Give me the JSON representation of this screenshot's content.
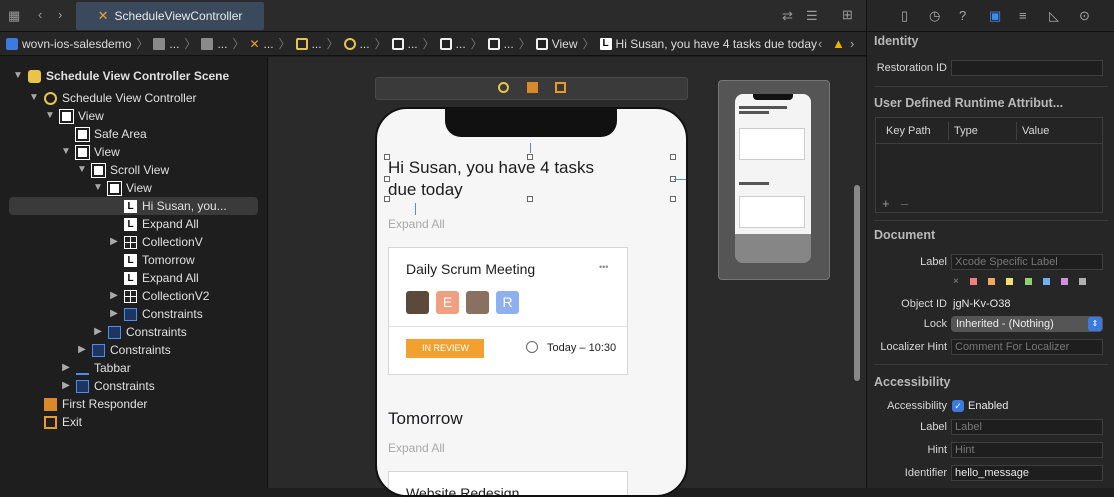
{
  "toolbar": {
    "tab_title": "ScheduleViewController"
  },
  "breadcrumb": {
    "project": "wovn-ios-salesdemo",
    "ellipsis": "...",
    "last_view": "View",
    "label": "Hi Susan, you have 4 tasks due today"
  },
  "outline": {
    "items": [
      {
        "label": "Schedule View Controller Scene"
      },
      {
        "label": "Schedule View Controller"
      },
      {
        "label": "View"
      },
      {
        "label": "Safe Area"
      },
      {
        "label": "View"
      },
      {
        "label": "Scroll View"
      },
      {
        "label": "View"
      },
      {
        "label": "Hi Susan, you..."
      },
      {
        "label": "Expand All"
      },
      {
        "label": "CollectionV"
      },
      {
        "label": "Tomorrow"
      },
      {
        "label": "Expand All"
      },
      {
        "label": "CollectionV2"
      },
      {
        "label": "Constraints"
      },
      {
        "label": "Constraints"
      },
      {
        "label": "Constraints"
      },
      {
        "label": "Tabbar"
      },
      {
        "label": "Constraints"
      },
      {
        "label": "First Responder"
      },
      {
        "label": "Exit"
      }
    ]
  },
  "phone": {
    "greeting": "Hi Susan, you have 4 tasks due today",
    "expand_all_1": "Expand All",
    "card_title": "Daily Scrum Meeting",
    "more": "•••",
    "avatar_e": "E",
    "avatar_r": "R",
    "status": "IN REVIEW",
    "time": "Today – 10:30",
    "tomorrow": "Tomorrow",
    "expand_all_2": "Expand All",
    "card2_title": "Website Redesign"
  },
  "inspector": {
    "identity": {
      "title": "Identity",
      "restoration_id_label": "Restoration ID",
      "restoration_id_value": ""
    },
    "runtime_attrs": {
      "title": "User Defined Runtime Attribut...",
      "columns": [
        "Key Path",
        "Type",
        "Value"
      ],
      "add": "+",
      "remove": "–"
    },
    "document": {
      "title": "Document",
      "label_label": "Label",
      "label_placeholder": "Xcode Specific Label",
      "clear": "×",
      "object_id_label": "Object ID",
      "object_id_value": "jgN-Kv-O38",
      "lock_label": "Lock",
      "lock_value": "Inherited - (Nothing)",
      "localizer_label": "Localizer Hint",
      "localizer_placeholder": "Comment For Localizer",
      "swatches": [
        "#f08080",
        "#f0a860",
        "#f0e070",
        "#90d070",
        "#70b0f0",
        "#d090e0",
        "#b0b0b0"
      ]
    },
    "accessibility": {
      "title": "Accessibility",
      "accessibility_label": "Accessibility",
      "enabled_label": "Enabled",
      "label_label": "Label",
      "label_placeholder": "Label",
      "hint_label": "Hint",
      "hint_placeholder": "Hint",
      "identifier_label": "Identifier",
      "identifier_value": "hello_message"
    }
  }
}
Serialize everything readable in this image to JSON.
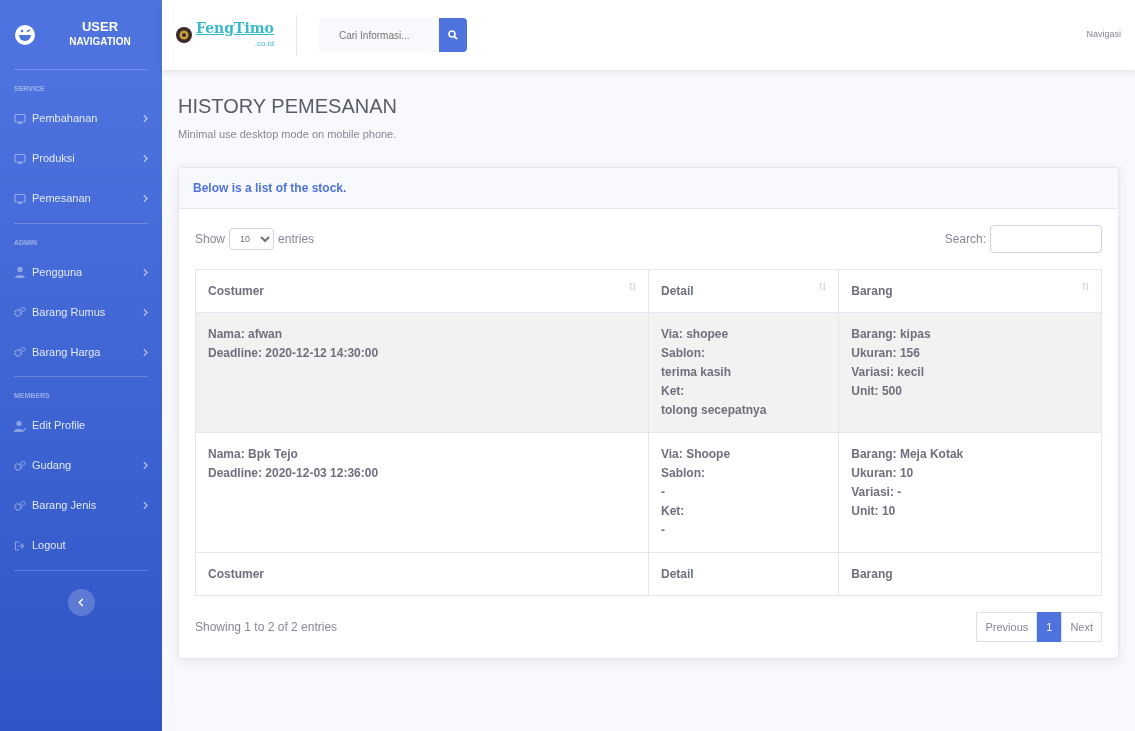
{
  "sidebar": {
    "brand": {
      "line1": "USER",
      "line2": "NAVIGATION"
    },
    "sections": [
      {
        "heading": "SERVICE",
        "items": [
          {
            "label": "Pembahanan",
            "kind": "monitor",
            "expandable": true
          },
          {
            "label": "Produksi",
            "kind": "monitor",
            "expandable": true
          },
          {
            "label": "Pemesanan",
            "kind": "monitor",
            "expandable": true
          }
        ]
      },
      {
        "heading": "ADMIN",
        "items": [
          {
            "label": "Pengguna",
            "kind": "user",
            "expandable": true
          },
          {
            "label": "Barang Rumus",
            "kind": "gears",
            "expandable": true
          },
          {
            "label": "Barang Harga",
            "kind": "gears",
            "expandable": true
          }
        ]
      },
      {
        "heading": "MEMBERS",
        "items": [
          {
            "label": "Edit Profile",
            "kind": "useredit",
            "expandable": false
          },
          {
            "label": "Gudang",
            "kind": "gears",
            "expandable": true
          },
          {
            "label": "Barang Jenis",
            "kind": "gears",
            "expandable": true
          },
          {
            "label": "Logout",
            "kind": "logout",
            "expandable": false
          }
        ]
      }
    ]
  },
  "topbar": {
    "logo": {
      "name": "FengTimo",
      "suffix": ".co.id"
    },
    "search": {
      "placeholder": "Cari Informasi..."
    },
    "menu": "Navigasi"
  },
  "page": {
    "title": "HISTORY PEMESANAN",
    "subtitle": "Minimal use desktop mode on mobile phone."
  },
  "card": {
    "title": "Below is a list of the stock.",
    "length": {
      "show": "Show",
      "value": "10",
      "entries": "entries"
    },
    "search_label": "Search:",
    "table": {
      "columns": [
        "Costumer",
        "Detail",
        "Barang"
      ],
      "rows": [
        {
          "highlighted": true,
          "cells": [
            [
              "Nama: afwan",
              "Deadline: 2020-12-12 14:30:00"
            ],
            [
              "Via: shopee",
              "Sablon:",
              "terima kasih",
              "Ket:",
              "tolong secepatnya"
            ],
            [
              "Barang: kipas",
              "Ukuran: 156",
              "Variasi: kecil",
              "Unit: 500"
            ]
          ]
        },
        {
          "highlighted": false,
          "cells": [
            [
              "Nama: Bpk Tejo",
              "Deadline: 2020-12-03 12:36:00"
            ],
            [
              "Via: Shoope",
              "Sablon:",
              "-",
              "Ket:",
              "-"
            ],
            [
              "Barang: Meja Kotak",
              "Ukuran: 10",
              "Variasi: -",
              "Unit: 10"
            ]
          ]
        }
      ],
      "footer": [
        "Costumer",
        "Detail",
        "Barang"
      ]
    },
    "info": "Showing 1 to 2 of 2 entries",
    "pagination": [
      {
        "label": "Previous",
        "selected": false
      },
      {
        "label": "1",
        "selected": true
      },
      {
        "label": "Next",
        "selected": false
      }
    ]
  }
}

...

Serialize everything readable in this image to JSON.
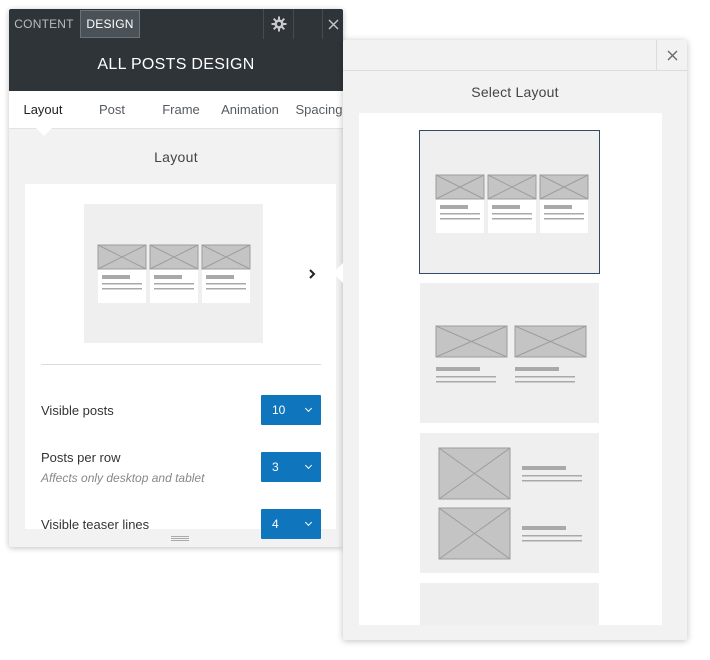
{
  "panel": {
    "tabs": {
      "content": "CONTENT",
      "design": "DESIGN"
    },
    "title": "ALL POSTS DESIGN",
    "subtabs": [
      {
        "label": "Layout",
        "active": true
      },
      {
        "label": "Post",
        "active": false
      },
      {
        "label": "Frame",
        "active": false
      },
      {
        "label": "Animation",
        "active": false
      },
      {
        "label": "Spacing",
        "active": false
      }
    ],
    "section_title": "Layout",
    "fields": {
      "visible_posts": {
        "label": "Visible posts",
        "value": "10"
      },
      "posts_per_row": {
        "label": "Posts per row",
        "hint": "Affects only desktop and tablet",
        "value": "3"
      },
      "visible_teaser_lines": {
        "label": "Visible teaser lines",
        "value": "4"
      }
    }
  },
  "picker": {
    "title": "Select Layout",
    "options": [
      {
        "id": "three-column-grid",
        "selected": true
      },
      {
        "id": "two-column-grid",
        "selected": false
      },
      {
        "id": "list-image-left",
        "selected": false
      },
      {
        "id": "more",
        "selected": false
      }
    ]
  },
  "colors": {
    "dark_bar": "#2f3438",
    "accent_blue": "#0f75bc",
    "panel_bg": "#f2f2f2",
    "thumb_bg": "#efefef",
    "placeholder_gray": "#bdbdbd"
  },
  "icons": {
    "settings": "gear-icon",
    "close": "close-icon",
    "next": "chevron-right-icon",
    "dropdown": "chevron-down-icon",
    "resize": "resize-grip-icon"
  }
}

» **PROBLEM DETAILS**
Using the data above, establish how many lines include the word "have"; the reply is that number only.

» **ANSWER AREA**
2